Valley Medical Center in Lewiston had two of its 14 primary care physicians retire in 2015, and another two are expected to hang up their stethoscopes this year. Four others are beyond age 60.
Without a new high school, Valley Medical will have a tough time finding replacements, according to David Schlactus of the Lewiston medical practice.
Schlactus joined executives of four Lewiston businesses Wednesday in voicing support for a bond for a new Lewiston High School during a panel discussion titled "Inventing Our Future: LC Valley Leaders Discuss Education and Workforce." The event was held at Schweitzer Engineering Laboratories' Lewiston campus.
Edmund O. Schweitzer III, founder of SEL; Denise Metz, purchasing manager of Idaho Forest Group; Bryan Bentz, owner of Bentz Boats; and Mike Tatko, regional business manager of Avista, showed support for the $59.8 million measure that will be on the ballot Tuesday.
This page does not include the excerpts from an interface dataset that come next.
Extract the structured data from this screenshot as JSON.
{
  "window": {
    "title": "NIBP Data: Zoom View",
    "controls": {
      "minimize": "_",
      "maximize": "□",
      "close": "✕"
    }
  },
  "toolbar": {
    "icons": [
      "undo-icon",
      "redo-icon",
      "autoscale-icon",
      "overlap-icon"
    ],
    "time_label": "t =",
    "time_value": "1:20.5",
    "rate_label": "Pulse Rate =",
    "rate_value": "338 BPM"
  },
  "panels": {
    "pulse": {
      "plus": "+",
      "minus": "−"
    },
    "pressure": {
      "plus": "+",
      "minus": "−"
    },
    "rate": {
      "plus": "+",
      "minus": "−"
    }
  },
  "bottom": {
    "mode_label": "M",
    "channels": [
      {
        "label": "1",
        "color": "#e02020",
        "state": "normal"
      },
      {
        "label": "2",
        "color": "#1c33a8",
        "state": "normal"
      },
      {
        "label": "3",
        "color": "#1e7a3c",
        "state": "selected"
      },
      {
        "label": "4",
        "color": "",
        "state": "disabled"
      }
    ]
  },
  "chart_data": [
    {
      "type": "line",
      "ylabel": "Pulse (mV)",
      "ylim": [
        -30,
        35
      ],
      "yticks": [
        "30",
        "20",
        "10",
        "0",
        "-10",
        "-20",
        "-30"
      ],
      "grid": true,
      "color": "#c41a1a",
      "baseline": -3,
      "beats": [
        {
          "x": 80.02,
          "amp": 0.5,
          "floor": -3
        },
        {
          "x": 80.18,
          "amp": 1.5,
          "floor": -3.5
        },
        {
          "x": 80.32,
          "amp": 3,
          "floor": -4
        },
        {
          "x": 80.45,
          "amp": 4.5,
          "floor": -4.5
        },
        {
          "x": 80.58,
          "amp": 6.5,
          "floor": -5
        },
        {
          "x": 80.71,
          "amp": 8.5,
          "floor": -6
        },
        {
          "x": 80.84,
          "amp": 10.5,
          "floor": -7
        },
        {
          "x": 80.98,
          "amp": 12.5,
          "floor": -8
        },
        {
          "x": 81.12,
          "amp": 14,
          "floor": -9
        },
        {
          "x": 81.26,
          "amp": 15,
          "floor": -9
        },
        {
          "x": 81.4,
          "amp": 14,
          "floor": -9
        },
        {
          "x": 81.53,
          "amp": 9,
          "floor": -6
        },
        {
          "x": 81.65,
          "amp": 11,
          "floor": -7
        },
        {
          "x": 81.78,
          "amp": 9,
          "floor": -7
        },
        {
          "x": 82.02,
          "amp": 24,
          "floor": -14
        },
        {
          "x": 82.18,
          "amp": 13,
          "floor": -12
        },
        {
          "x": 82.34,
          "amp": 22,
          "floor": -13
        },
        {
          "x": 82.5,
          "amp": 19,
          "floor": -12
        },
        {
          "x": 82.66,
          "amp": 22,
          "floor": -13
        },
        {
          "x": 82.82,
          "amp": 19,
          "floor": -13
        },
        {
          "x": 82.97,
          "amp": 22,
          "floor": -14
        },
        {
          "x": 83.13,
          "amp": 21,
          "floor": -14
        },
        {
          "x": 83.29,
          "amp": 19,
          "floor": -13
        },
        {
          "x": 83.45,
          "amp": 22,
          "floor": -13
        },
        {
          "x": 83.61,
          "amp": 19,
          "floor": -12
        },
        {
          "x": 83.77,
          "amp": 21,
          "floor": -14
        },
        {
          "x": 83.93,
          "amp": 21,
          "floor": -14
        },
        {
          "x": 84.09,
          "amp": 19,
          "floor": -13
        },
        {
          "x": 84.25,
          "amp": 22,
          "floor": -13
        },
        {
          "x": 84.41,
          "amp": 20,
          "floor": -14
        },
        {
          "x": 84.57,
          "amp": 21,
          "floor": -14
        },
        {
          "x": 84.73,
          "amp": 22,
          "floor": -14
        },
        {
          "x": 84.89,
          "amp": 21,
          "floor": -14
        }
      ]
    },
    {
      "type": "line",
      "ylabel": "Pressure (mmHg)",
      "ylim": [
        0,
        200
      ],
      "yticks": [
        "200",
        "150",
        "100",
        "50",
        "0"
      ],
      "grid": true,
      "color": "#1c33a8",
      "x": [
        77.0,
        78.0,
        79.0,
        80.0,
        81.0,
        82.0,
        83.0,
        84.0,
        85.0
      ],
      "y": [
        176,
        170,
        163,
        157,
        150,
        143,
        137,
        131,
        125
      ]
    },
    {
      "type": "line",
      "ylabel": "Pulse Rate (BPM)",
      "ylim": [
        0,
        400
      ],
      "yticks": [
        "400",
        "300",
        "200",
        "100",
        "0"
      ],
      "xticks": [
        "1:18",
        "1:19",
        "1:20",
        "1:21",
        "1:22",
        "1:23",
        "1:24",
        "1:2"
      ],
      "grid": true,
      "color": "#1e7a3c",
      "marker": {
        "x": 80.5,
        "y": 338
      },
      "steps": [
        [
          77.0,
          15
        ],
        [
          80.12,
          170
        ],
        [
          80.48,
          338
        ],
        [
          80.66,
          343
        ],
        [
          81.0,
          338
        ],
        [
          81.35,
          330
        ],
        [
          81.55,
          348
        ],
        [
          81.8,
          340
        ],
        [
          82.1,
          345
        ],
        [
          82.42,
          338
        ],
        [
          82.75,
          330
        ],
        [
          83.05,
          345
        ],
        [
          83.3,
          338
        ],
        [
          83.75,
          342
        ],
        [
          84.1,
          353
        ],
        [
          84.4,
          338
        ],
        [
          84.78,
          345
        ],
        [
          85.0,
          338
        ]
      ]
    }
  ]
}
Edmund O. Schweitzer III, president and chairman of the board at Schweitzer Engineering Laboratories, was part of a panel discussion, "Inventing Our Future: LC Valley Leaders Discuss Education and Workforce," Wednesday at SEL in Lewiston.
Though LHS teachers provide students a great education, it's tough making that case to professionals who visit Lewiston for the first time, Schlactus said.
It's similar to selling a car that has a good engine with a dented exterior and peeling paint, Schlactus said. "We know the teachers. The people we are recruiting have a hard time taking our word for it. ... Unfortunately, it says something about a community when you don't invest in your children."
The original building of the school was constructed in 1928 and opponents say that's good enough, yet they wouldn't likely be happy with a car of that era, Schlactus said.
A woman who described herself as a mother of a child with disabilities echoed Schlactus' concerns. In 1928, schools didn't serve children with disabilities because they were institutionalized.
She would like it if the medical community could recruit not just more primary care doctors, but other specialists so that her family wouldn't have to drive to Spokane any time her child with disabilities needs more than a wellness exam.
The community should take the panel seriously since they represent employers who are providing more than lip service to the measure, Schweitzer said.
Together the companies represented on the panel likely will pay about one-fourth of the cost to build the high school, Schweitzer said. "It's a tax we should feel really proud of paying."
Reading, writing and arithmetic are key skills for anyone to master, whether they invent new technology for electrical transmission, construct boats, manufacture lumber or stay home and raise their children, Schweitzer said. "I can't think of anything more important (at the local level) than educating our kids."